◆ **Problem statement**
Would it be possible to reproduce every entry exactly, please?
START Record set
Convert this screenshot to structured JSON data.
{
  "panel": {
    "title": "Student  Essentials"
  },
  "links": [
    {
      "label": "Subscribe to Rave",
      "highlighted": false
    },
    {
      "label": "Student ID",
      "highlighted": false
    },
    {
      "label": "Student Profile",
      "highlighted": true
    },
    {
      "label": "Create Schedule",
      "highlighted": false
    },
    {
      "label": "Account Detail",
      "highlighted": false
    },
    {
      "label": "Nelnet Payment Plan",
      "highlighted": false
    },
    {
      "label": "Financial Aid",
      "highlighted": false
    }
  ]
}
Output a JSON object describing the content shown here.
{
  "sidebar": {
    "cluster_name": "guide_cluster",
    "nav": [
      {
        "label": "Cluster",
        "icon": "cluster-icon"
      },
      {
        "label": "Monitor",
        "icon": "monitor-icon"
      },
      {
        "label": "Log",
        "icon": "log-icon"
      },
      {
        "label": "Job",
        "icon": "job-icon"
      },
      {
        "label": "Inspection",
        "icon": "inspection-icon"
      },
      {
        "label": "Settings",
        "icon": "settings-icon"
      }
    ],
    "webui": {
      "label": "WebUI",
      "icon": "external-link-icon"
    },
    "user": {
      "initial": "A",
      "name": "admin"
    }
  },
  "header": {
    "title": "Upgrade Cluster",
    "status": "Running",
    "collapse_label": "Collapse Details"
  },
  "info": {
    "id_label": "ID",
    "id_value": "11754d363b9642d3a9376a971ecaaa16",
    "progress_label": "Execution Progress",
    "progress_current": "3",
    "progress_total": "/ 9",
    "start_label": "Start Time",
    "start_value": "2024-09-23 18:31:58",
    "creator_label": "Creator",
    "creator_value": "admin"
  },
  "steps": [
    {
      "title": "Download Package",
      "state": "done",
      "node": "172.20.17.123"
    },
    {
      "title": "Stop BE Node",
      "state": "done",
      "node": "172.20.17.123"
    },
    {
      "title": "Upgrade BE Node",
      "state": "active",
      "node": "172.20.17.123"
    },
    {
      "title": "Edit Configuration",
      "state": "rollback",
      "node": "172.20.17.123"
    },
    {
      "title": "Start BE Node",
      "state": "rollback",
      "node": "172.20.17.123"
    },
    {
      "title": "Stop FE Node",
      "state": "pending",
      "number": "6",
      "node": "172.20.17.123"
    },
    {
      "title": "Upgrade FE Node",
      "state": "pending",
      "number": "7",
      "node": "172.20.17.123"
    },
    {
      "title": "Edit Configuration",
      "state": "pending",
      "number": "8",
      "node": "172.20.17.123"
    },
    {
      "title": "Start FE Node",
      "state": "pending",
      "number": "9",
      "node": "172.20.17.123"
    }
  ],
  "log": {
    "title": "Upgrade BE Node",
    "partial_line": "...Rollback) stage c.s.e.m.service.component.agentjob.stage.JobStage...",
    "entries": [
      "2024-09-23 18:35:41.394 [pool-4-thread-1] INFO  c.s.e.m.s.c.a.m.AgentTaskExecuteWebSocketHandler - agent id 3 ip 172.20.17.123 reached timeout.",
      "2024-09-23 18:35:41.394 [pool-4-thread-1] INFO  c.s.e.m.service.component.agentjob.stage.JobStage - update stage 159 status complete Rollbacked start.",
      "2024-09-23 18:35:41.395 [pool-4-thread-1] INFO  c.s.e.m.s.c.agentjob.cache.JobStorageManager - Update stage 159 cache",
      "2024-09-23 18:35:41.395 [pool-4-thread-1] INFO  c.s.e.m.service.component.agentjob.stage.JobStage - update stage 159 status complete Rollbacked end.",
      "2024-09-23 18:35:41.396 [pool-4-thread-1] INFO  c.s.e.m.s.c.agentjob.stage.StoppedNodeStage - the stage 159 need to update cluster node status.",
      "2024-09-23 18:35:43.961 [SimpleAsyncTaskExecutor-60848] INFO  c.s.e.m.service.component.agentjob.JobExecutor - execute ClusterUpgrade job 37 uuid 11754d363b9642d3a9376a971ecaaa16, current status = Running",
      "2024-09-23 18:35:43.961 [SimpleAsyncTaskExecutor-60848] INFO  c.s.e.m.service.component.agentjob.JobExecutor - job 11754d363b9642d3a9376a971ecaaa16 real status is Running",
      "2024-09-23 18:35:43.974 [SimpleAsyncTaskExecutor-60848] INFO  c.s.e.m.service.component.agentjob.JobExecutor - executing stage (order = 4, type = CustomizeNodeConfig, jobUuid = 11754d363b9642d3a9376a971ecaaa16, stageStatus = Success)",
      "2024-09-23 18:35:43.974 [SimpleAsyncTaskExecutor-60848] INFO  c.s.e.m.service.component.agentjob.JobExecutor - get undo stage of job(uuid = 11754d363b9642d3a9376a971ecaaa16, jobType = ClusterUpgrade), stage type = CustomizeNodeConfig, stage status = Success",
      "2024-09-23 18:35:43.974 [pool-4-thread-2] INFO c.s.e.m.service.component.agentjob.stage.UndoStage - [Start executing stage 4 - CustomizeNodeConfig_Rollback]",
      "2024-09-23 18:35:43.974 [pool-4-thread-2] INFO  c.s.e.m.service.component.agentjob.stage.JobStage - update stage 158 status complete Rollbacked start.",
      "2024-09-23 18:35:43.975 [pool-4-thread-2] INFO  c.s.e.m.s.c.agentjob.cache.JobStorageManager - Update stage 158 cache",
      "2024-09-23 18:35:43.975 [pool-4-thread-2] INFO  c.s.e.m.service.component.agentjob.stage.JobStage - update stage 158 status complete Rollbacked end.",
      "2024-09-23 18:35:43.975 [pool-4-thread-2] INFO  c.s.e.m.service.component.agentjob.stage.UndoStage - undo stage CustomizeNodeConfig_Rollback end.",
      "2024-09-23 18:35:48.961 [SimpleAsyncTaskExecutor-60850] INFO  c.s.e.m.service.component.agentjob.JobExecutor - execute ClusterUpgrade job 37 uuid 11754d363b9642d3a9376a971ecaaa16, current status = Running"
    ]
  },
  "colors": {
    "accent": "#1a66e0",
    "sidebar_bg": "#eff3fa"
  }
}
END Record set
◆ **Task answer**
Convert this screenshot to structured JSON data.
{
  "panel": {
    "title": "Student  Essentials"
  },
  "links": [
    {
      "label": "Subscribe to Rave",
      "highlighted": false
    },
    {
      "label": "Student ID",
      "highlighted": false
    },
    {
      "label": "Student Profile",
      "highlighted": true
    },
    {
      "label": "Create Schedule",
      "highlighted": false
    },
    {
      "label": "Account Detail",
      "highlighted": false
    },
    {
      "label": "Nelnet Payment Plan",
      "highlighted": false
    },
    {
      "label": "Financial Aid",
      "highlighted": false
    }
  ]
}
Output a JSON object describing the content shown here.
{
  "sidebar": {
    "cluster_name": "guide_cluster",
    "nav": [
      {
        "label": "Cluster",
        "icon": "cluster-icon"
      },
      {
        "label": "Monitor",
        "icon": "monitor-icon"
      },
      {
        "label": "Log",
        "icon": "log-icon"
      },
      {
        "label": "Job",
        "icon": "job-icon"
      },
      {
        "label": "Inspection",
        "icon": "inspection-icon"
      },
      {
        "label": "Settings",
        "icon": "settings-icon"
      }
    ],
    "webui": {
      "label": "WebUI",
      "icon": "external-link-icon"
    },
    "user": {
      "initial": "A",
      "name": "admin"
    }
  },
  "header": {
    "title": "Upgrade Cluster",
    "status": "Running",
    "collapse_label": "Collapse Details"
  },
  "info": {
    "id_label": "ID",
    "id_value": "11754d363b9642d3a9376a971ecaaa16",
    "progress_label": "Execution Progress",
    "progress_current": "3",
    "progress_total": "/ 9",
    "start_label": "Start Time",
    "start_value": "2024-09-23 18:31:58",
    "creator_label": "Creator",
    "creator_value": "admin"
  },
  "steps": [
    {
      "title": "Download Package",
      "state": "done",
      "node": "172.20.17.123"
    },
    {
      "title": "Stop BE Node",
      "state": "done",
      "node": "172.20.17.123"
    },
    {
      "title": "Upgrade BE Node",
      "state": "active",
      "node": "172.20.17.123"
    },
    {
      "title": "Edit Configuration",
      "state": "rollback",
      "node": "172.20.17.123"
    },
    {
      "title": "Start BE Node",
      "state": "rollback",
      "node": "172.20.17.123"
    },
    {
      "title": "Stop FE Node",
      "state": "pending",
      "number": "6",
      "node": "172.20.17.123"
    },
    {
      "title": "Upgrade FE Node",
      "state": "pending",
      "number": "7",
      "node": "172.20.17.123"
    },
    {
      "title": "Edit Configuration",
      "state": "pending",
      "number": "8",
      "node": "172.20.17.123"
    },
    {
      "title": "Start FE Node",
      "state": "pending",
      "number": "9",
      "node": "172.20.17.123"
    }
  ],
  "log": {
    "title": "Upgrade BE Node",
    "partial_line": "...Rollback) stage c.s.e.m.service.component.agentjob.stage.JobStage...",
    "entries": [
      "2024-09-23 18:35:41.394 [pool-4-thread-1] INFO  c.s.e.m.s.c.a.m.AgentTaskExecuteWebSocketHandler - agent id 3 ip 172.20.17.123 reached timeout.",
      "2024-09-23 18:35:41.394 [pool-4-thread-1] INFO  c.s.e.m.service.component.agentjob.stage.JobStage - update stage 159 status complete Rollbacked start.",
      "2024-09-23 18:35:41.395 [pool-4-thread-1] INFO  c.s.e.m.s.c.agentjob.cache.JobStorageManager - Update stage 159 cache",
      "2024-09-23 18:35:41.395 [pool-4-thread-1] INFO  c.s.e.m.service.component.agentjob.stage.JobStage - update stage 159 status complete Rollbacked end.",
      "2024-09-23 18:35:41.396 [pool-4-thread-1] INFO  c.s.e.m.s.c.agentjob.stage.StoppedNodeStage - the stage 159 need to update cluster node status.",
      "2024-09-23 18:35:43.961 [SimpleAsyncTaskExecutor-60848] INFO  c.s.e.m.service.component.agentjob.JobExecutor - execute ClusterUpgrade job 37 uuid 11754d363b9642d3a9376a971ecaaa16, current status = Running",
      "2024-09-23 18:35:43.961 [SimpleAsyncTaskExecutor-60848] INFO  c.s.e.m.service.component.agentjob.JobExecutor - job 11754d363b9642d3a9376a971ecaaa16 real status is Running",
      "2024-09-23 18:35:43.974 [SimpleAsyncTaskExecutor-60848] INFO  c.s.e.m.service.component.agentjob.JobExecutor - executing stage (order = 4, type = CustomizeNodeConfig, jobUuid = 11754d363b9642d3a9376a971ecaaa16, stageStatus = Success)",
      "2024-09-23 18:35:43.974 [SimpleAsyncTaskExecutor-60848] INFO  c.s.e.m.service.component.agentjob.JobExecutor - get undo stage of job(uuid = 11754d363b9642d3a9376a971ecaaa16, jobType = ClusterUpgrade), stage type = CustomizeNodeConfig, stage status = Success",
      "2024-09-23 18:35:43.974 [pool-4-thread-2] INFO c.s.e.m.service.component.agentjob.stage.UndoStage - [Start executing stage 4 - CustomizeNodeConfig_Rollback]",
      "2024-09-23 18:35:43.974 [pool-4-thread-2] INFO  c.s.e.m.service.component.agentjob.stage.JobStage - update stage 158 status complete Rollbacked start.",
      "2024-09-23 18:35:43.975 [pool-4-thread-2] INFO  c.s.e.m.s.c.agentjob.cache.JobStorageManager - Update stage 158 cache",
      "2024-09-23 18:35:43.975 [pool-4-thread-2] INFO  c.s.e.m.service.component.agentjob.stage.JobStage - update stage 158 status complete Rollbacked end.",
      "2024-09-23 18:35:43.975 [pool-4-thread-2] INFO  c.s.e.m.service.component.agentjob.stage.UndoStage - undo stage CustomizeNodeConfig_Rollback end.",
      "2024-09-23 18:35:48.961 [SimpleAsyncTaskExecutor-60850] INFO  c.s.e.m.service.component.agentjob.JobExecutor - execute ClusterUpgrade job 37 uuid 11754d363b9642d3a9376a971ecaaa16, current status = Running"
    ]
  },
  "colors": {
    "accent": "#1a66e0",
    "sidebar_bg": "#eff3fa"
  }
}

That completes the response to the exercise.